What the task asks:
Search the entries for lines that contain the word "meta", and report each one found.

Source material:
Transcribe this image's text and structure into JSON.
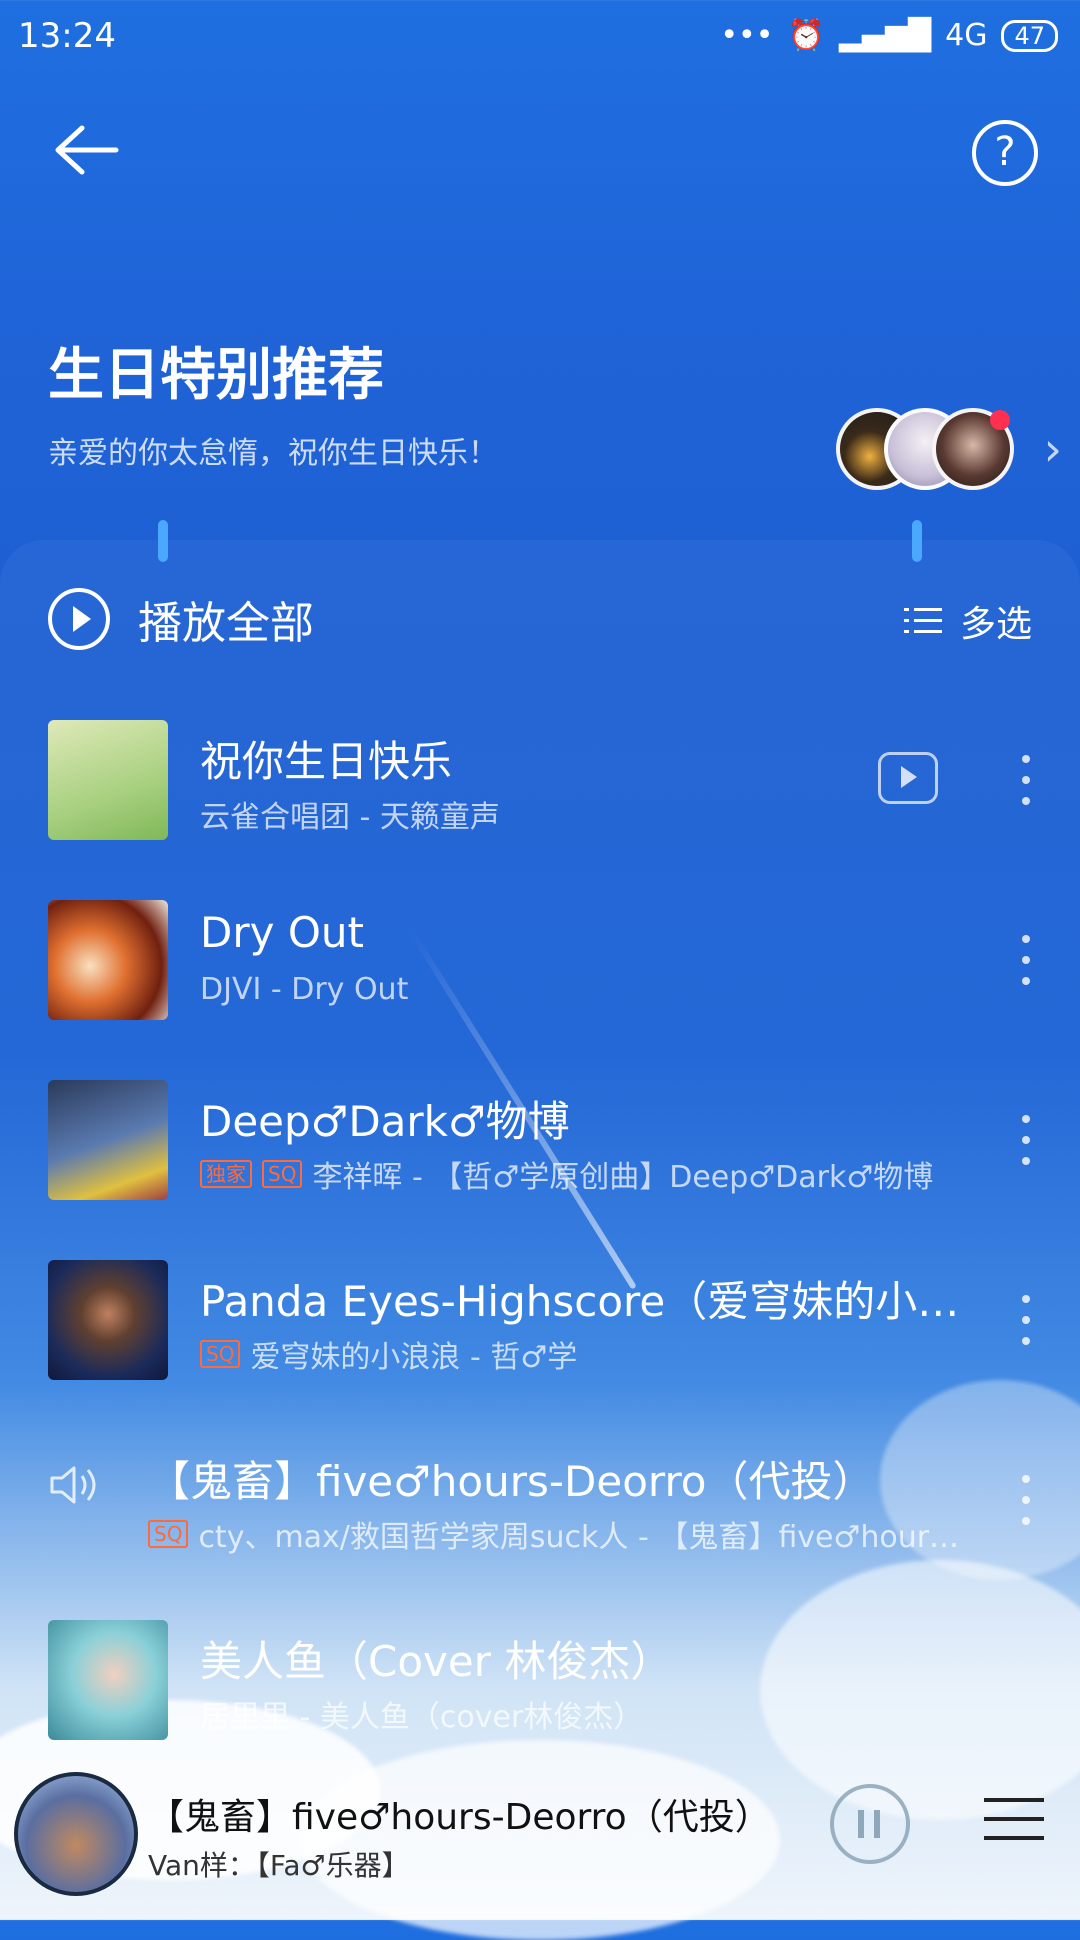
{
  "status_bar": {
    "time": "13:24",
    "dots": "•••",
    "network": "4G",
    "battery": "47"
  },
  "header": {
    "back_icon": "arrow-left-icon",
    "help_label": "?"
  },
  "hero": {
    "title": "生日特别推荐",
    "subtitle": "亲爱的你太怠惰，祝你生日快乐！",
    "more_chevron": "›"
  },
  "toolbar": {
    "play_all": "播放全部",
    "multi_select": "多选"
  },
  "songs": [
    {
      "title": "祝你生日快乐",
      "meta": "云雀合唱团 - 天籁童声",
      "tags": [],
      "has_mv": true,
      "cover_color": "#b8d890"
    },
    {
      "title": "Dry Out",
      "meta": "DJVI - Dry Out",
      "tags": [],
      "has_mv": false,
      "cover_color": "#d06030"
    },
    {
      "title": "Deep♂Dark♂物博",
      "meta": "李祥晖 - 【哲♂学原创曲】Deep♂Dark♂物博",
      "tags": [
        "独家",
        "SQ"
      ],
      "has_mv": false,
      "cover_color": "#3a5a8a"
    },
    {
      "title": "Panda Eyes-Highscore（爱穹妹的小…",
      "meta": "爱穹妹的小浪浪 - 哲♂学",
      "tags": [
        "SQ"
      ],
      "has_mv": false,
      "cover_color": "#2a3a6a"
    },
    {
      "title": "【鬼畜】five♂hours-Deorro（代投）",
      "meta": "cty、max/救国哲学家周suck人 - 【鬼畜】five♂hour…",
      "tags": [
        "SQ"
      ],
      "has_mv": false,
      "playing": true
    },
    {
      "title": "美人鱼（Cover 林俊杰）",
      "meta": "居里里 - 美人鱼（cover林俊杰）",
      "tags": [],
      "has_mv": false,
      "cover_color": "#8ad0d8"
    }
  ],
  "mini_player": {
    "title": "【鬼畜】five♂hours-Deorro（代投）",
    "subtitle": "Van样：【Fa♂乐器】"
  }
}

Your response:
      "meta": "云雀合唱团 - 天籁童声",
      "meta": "DJVI - Dry Out",
      "meta": "李祥晖 - 【哲♂学原创曲】Deep♂Dark♂物博",
      "meta": "爱穹妹的小浪浪 - 哲♂学",
      "meta": "cty、max/救国哲学家周suck人 - 【鬼畜】five♂hour…",
      "meta": "居里里 - 美人鱼（cover林俊杰）",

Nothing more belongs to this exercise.